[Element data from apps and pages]

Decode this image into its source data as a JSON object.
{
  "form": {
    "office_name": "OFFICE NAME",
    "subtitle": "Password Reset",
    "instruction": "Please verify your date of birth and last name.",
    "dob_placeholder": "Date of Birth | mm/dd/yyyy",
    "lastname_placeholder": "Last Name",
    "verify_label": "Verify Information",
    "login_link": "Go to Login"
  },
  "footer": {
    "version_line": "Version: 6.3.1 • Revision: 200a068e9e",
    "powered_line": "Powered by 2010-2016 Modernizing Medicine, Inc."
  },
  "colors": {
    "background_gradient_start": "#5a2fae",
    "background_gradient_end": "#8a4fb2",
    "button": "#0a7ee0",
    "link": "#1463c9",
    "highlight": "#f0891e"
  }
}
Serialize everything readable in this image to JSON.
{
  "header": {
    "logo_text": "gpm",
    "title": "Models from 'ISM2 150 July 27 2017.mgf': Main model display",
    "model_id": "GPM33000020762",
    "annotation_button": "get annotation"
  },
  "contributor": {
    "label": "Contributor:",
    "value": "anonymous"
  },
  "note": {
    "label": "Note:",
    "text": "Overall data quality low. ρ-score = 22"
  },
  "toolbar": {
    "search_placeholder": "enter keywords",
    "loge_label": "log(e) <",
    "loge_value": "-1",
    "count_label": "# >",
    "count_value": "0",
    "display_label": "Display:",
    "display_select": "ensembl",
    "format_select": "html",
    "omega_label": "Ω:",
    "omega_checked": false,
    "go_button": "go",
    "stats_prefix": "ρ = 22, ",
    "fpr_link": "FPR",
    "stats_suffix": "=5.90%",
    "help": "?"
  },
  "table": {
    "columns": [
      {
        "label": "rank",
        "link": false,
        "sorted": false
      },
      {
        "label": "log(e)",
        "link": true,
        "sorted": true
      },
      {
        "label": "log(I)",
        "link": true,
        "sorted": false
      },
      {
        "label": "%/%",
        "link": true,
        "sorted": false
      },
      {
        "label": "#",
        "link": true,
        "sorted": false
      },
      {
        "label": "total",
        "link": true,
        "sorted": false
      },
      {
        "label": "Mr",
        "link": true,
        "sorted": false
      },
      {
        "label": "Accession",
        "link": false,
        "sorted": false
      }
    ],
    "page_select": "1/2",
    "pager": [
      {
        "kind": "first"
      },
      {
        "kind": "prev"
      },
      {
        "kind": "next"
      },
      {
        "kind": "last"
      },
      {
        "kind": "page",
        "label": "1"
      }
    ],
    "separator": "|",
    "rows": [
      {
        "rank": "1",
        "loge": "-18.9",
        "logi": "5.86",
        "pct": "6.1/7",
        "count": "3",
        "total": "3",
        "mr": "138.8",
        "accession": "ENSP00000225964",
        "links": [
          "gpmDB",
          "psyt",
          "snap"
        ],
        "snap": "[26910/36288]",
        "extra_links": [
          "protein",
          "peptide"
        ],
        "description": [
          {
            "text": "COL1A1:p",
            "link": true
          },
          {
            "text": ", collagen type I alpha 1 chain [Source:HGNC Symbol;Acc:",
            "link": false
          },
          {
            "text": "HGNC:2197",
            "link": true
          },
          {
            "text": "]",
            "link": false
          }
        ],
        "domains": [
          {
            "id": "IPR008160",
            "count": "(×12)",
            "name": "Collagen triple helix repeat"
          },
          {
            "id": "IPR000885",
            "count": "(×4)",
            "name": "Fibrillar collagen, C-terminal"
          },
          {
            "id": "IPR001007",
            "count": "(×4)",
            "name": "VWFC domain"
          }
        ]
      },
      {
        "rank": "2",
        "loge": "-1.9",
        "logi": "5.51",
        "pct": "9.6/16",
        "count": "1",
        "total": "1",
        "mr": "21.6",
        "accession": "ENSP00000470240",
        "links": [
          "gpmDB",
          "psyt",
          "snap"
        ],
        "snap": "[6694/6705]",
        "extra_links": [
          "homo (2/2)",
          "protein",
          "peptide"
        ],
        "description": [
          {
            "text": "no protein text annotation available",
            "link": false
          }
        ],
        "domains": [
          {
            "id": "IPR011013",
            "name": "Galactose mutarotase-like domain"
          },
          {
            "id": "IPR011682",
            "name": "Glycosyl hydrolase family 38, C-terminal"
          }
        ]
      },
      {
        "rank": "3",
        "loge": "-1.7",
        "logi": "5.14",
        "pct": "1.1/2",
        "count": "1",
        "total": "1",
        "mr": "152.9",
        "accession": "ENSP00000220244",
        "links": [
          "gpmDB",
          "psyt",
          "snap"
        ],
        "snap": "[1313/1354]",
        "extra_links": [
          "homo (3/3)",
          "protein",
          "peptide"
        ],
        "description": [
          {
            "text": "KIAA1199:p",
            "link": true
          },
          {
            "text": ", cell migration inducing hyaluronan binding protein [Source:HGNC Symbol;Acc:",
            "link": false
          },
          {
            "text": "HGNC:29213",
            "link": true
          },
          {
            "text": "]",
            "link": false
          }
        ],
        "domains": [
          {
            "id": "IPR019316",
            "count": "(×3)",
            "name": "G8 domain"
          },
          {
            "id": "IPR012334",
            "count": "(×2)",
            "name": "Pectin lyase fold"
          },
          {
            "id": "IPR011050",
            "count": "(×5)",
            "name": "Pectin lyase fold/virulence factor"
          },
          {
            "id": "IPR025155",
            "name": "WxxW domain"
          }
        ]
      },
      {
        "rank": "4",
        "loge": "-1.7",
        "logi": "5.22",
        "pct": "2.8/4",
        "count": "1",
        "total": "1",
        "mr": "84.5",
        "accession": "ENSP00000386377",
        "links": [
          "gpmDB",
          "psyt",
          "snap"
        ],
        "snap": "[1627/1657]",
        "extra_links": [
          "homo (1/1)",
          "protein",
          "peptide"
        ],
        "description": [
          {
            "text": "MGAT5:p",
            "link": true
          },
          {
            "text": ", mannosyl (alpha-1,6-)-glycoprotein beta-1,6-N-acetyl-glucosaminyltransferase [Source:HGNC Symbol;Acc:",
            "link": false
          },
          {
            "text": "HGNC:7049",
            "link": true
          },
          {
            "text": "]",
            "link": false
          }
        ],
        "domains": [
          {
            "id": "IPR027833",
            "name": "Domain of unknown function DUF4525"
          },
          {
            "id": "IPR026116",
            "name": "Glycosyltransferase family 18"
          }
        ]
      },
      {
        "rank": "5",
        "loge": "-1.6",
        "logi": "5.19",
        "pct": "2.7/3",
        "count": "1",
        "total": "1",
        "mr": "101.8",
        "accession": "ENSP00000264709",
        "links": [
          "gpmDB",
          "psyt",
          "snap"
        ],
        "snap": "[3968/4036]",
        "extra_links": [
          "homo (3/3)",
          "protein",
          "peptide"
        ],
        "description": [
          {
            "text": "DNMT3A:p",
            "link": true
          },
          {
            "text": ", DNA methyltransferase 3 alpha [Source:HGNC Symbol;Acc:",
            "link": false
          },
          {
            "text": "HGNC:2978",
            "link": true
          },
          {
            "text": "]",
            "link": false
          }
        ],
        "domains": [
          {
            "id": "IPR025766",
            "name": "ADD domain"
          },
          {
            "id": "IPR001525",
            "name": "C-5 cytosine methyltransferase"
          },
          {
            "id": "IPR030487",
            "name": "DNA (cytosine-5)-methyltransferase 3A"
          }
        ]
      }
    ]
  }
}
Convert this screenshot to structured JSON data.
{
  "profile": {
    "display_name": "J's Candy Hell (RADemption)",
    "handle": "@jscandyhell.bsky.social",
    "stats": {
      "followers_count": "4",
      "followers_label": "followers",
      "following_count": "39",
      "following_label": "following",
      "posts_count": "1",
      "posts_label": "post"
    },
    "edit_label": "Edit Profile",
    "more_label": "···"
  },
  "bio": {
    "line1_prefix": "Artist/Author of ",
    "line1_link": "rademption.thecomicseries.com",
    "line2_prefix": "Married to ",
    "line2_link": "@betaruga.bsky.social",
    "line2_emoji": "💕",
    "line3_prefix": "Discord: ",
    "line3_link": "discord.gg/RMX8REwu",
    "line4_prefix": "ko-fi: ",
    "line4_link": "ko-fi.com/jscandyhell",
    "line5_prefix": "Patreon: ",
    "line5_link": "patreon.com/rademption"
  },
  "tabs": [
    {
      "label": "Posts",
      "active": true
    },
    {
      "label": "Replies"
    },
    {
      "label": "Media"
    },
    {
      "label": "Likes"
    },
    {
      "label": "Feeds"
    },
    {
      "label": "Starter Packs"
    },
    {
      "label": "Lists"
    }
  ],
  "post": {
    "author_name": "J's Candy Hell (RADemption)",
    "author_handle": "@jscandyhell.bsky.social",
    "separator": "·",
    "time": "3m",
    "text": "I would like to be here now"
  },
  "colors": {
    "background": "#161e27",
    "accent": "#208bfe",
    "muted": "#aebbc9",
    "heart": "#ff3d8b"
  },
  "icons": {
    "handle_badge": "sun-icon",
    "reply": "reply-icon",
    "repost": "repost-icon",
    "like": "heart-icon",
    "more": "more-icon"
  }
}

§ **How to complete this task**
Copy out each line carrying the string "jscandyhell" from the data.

§ **Task output**
    "handle": "@jscandyhell.bsky.social",
    "line4_link": "ko-fi.com/jscandyhell",
    "author_handle": "@jscandyhell.bsky.social",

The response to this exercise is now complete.